Do You Revere God For Nothing?

Does our motivation matter in our spiritual journey? If so, then to what extent?
On the one hand, it seems like nothing could be more obvious. Isn’t much of scripture and life showing us the value of doing something not just with our lips, but with our hearts? But on the other hand, it seems like nothing is more filled with interpretive fogginess.

Are motives simply a matter of obedience? Does any action prompted from a desire to be obedient equal pure motives? It seems many of the worst evils have been done “in the name of God” by people seeking to be obedient and devout.

Do motives have to be selfless and disconnected from any expectation of rewards or fear of punishment? It seems that the scriptures are full of incredible promises of the benefits of walking in the way of God, and perilous consequences of wandering from the way of God.

In one of the most famous books of the bible, Job, The Adversary, asks God “Does Job revere God for nothing?” The question feels loaded with accusation and challenge. The implication is that Job has every reason to serve God because it is in his own self-interest in order to guarantee further rewards. Seemingly, one of the oldest understandings of the way “things” work in the world is that of reciprocity. Simply put: do good you’ll get good, do bad you’ll get bad.

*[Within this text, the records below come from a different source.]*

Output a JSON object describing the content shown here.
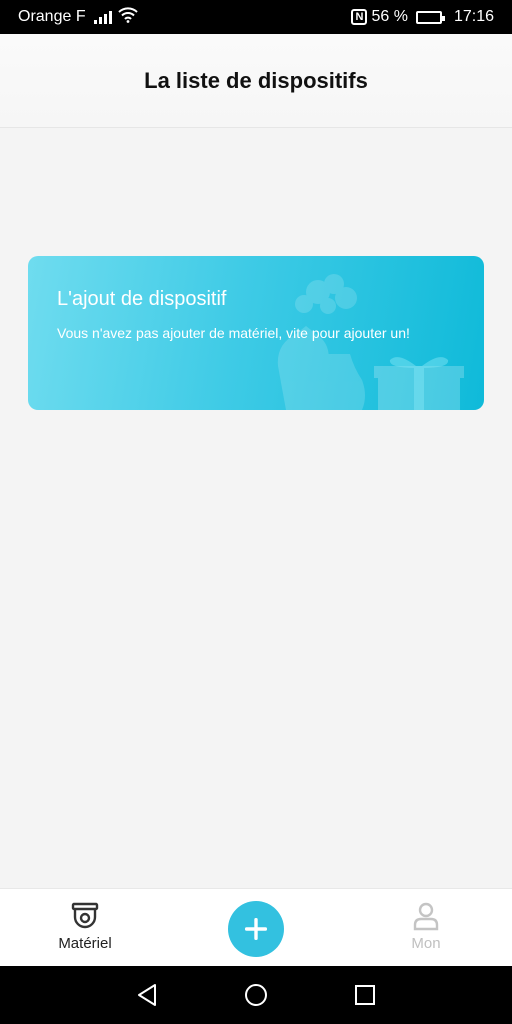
{
  "status_bar": {
    "carrier": "Orange F",
    "battery": "56 %",
    "battery_level": 0.56,
    "time": "17:16",
    "icons": [
      "signal-icon",
      "wifi-icon",
      "nfc-icon",
      "battery-icon"
    ]
  },
  "header": {
    "title": "La liste de dispositifs"
  },
  "add_card": {
    "title": "L'ajout de dispositif",
    "subtitle": "Vous n'avez pas ajouter de matériel, vite pour ajouter un!",
    "colors": {
      "gradient_start": "#6fdcef",
      "gradient_end": "#0fbad9"
    }
  },
  "bottom_nav": {
    "items": [
      {
        "label": "Matériel",
        "icon": "camera-icon",
        "active": true
      },
      {
        "label": "Mon",
        "icon": "person-icon",
        "active": false
      }
    ],
    "add_icon": "plus-icon",
    "accent": "#33c1e0"
  },
  "system_nav": {
    "icons": [
      "back-icon",
      "home-icon",
      "recent-apps-icon"
    ]
  }
}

As a generality this principle seems dead on. Students who take good notes and study hard tend to perform better on examinations and term papers. Those who skim their readings, surf social media during lectures, and put things off until the last minute tend to do poorly. Yet most of us know the classmate who wrote the paper the morning it was due or didn’t study for the examination only to receive a better grade than us!

The story of Job, with all its back-and-forth dialogue, seems to be wrestling with this cosmic question in a very personal way. “Consider my servant Job.” We do consider him as he wrestles with accusatory friends, failing health, deep loss, and an uncertain future. One of the pressing questions we find emerging again and again is the question on the lips of The Adversary: Does Job revere God for nothing?

As we consider this question, we seldom do it in a vacuum. We remember times the bottom collapsed from underneath us. We remember faithful lives coming to tragic ends. Ultimately, we find the question is not only about Job. This question is intimately about us. So what about you? Do you serve God for nothing?

Do your recent experiences of life feel more like Job’s blessed beginning or Job’s challenging aftermath?

What are the challenges of living in harmony with God during good times? What are the challenges of living in harmony with God during difficult times?

How would you want friends and family to be present to you during especially challenging times?

What are ways you receive encouragement to draw near to God during suffering?

What are ways we fall into a cause-and-effect relationship with our spiritual faithfulness and a good life?

How can we form spiritually to be strengthened for times of challenge?